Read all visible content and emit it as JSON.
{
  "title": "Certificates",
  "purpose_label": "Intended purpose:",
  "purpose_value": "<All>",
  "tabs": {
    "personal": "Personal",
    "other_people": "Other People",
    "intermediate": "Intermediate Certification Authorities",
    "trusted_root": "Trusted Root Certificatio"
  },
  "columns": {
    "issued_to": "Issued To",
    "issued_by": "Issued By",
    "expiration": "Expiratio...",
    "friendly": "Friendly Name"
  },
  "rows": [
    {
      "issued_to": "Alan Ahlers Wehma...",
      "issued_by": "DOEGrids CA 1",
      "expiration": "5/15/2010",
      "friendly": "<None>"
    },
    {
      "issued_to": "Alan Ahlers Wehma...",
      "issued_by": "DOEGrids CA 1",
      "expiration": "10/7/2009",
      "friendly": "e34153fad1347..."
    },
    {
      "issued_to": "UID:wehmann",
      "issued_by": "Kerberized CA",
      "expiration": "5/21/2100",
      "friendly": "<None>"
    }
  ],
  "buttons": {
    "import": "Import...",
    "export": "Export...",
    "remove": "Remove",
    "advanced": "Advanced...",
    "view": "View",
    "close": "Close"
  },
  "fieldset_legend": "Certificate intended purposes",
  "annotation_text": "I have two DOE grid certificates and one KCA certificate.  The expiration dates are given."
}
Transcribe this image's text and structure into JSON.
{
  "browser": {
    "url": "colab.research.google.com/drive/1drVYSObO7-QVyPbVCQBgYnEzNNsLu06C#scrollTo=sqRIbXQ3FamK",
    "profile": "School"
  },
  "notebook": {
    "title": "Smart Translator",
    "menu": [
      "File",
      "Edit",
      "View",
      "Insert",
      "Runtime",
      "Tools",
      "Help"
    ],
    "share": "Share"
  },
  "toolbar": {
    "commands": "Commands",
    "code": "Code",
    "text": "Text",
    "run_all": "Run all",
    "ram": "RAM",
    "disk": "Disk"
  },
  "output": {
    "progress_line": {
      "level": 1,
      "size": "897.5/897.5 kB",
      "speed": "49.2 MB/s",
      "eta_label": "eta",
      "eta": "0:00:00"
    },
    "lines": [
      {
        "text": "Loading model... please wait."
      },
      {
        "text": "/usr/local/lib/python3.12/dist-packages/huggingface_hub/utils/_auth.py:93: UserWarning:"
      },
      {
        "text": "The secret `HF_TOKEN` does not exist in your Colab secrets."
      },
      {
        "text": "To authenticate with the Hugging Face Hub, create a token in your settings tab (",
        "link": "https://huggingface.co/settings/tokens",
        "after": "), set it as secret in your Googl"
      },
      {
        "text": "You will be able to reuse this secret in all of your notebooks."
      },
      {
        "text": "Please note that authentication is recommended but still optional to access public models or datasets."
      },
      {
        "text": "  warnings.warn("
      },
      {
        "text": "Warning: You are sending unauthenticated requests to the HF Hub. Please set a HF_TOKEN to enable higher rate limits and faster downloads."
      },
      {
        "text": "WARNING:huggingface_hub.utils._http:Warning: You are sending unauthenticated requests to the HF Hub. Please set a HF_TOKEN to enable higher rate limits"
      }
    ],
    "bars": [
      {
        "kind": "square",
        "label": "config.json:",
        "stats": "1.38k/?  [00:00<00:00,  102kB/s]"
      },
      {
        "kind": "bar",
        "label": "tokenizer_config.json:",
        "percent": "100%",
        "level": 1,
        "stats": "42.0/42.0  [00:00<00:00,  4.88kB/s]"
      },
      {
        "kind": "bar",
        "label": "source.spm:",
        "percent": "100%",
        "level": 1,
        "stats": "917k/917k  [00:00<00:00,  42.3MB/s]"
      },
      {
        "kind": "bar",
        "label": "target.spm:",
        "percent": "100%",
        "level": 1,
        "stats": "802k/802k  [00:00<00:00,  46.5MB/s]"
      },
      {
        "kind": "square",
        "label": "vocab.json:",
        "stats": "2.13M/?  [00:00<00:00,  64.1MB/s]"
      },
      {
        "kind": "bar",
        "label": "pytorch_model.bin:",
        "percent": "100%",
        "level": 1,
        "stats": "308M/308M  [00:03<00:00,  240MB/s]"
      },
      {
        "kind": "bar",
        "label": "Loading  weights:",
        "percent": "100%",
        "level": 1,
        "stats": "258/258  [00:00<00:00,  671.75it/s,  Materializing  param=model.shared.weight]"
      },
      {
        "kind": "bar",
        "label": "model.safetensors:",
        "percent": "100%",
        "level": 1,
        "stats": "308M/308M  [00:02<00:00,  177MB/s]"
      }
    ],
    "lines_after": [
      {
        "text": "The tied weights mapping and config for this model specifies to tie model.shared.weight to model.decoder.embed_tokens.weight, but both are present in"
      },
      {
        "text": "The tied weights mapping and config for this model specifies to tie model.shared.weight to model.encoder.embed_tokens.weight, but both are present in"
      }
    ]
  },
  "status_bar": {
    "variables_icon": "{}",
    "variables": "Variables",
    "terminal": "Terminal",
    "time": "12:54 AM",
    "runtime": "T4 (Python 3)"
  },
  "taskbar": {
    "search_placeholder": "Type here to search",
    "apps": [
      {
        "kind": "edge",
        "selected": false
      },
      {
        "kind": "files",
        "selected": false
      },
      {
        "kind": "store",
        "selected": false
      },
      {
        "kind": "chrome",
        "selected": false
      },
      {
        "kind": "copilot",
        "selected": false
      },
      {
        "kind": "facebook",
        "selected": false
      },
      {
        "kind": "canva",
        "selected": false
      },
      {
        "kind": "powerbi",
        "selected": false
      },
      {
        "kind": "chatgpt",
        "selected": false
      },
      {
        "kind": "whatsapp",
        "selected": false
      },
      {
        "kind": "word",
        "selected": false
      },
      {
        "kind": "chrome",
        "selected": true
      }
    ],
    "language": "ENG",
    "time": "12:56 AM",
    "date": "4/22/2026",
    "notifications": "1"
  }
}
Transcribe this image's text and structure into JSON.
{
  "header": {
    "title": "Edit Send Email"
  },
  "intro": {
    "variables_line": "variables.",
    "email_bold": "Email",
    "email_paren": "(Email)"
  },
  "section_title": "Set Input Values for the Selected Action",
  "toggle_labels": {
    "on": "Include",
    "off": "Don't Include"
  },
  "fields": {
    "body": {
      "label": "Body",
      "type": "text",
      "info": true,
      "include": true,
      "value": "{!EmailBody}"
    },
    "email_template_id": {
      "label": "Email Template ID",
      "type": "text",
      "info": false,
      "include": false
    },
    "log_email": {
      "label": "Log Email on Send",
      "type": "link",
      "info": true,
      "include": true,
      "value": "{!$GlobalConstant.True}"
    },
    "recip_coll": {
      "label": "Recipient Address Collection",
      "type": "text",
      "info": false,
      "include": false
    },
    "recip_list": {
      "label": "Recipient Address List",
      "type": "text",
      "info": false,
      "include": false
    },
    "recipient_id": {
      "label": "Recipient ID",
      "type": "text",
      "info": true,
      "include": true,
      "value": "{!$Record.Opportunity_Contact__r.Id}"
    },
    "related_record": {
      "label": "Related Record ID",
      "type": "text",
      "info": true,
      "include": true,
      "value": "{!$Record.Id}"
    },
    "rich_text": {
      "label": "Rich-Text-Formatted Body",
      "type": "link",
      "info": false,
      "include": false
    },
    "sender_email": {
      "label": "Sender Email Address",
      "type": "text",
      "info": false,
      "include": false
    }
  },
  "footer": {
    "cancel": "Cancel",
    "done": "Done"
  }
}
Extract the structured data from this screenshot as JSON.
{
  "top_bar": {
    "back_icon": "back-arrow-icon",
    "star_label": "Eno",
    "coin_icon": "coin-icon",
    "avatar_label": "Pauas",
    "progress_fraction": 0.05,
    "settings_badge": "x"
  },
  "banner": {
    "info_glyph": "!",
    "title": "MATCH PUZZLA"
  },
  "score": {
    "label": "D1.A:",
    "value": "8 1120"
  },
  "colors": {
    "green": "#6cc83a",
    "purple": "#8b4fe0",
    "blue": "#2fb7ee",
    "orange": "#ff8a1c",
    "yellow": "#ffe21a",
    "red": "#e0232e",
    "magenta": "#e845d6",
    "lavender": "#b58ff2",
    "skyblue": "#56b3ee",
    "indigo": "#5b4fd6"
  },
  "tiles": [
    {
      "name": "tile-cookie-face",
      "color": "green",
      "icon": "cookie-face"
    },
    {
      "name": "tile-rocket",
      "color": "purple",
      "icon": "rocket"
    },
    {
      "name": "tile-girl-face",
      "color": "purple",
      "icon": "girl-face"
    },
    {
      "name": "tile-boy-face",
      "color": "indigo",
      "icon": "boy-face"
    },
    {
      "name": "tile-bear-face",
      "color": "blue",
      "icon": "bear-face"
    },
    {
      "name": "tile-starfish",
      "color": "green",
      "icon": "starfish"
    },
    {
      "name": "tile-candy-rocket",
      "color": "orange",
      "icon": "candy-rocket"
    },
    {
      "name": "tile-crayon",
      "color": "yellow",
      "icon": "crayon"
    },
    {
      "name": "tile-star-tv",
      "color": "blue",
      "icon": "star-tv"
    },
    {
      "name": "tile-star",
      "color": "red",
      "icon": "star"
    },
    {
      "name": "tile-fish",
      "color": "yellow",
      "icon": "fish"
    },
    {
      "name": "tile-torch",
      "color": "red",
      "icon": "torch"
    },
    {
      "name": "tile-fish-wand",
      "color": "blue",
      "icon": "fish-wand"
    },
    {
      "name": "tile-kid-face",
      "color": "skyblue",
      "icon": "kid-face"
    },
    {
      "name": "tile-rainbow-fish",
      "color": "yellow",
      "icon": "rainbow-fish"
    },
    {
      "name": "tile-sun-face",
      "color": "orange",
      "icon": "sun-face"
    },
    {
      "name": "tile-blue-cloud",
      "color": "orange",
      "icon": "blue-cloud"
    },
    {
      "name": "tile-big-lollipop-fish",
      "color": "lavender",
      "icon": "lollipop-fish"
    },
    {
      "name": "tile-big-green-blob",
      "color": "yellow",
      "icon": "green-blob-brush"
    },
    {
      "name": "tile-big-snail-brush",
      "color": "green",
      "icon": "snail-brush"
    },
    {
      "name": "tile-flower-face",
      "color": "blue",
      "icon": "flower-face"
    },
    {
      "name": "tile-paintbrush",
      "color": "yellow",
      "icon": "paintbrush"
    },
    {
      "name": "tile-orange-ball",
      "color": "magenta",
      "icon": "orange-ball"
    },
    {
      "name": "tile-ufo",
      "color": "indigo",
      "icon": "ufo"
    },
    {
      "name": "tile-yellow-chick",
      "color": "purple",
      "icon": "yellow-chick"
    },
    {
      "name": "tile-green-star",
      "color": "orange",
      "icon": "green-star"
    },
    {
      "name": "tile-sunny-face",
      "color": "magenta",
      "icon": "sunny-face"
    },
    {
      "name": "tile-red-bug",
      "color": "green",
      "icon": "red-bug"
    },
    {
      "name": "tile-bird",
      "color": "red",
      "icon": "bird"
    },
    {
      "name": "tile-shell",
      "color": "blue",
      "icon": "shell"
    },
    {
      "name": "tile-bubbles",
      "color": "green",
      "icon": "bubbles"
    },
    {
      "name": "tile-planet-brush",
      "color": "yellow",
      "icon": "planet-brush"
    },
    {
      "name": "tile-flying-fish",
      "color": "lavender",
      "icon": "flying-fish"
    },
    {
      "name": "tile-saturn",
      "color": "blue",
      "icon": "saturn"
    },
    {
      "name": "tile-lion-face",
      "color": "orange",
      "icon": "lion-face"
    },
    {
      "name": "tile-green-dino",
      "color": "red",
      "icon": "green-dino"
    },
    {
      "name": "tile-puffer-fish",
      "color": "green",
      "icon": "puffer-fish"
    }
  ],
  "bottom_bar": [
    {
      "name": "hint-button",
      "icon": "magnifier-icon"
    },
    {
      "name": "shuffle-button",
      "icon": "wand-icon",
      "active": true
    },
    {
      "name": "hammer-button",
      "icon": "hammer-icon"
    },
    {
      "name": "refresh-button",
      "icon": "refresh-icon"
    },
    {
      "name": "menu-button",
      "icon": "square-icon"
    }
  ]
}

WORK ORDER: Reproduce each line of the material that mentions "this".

ANSWER SPACE:
Transcribe this image's text and structure into JSON.
        "text": "You will be able to reuse this secret in all of your notebooks."
        "text": "The tied weights mapping and config for this model specifies to tie model.shared.weight to model.decoder.embed_tokens.weight, but both are present in"
        "text": "The tied weights mapping and config for this model specifies to tie model.shared.weight to model.encoder.embed_tokens.weight, but both are present in"
Transcribe this image's text and structure into JSON.
Extract the structured data from this screenshot as JSON.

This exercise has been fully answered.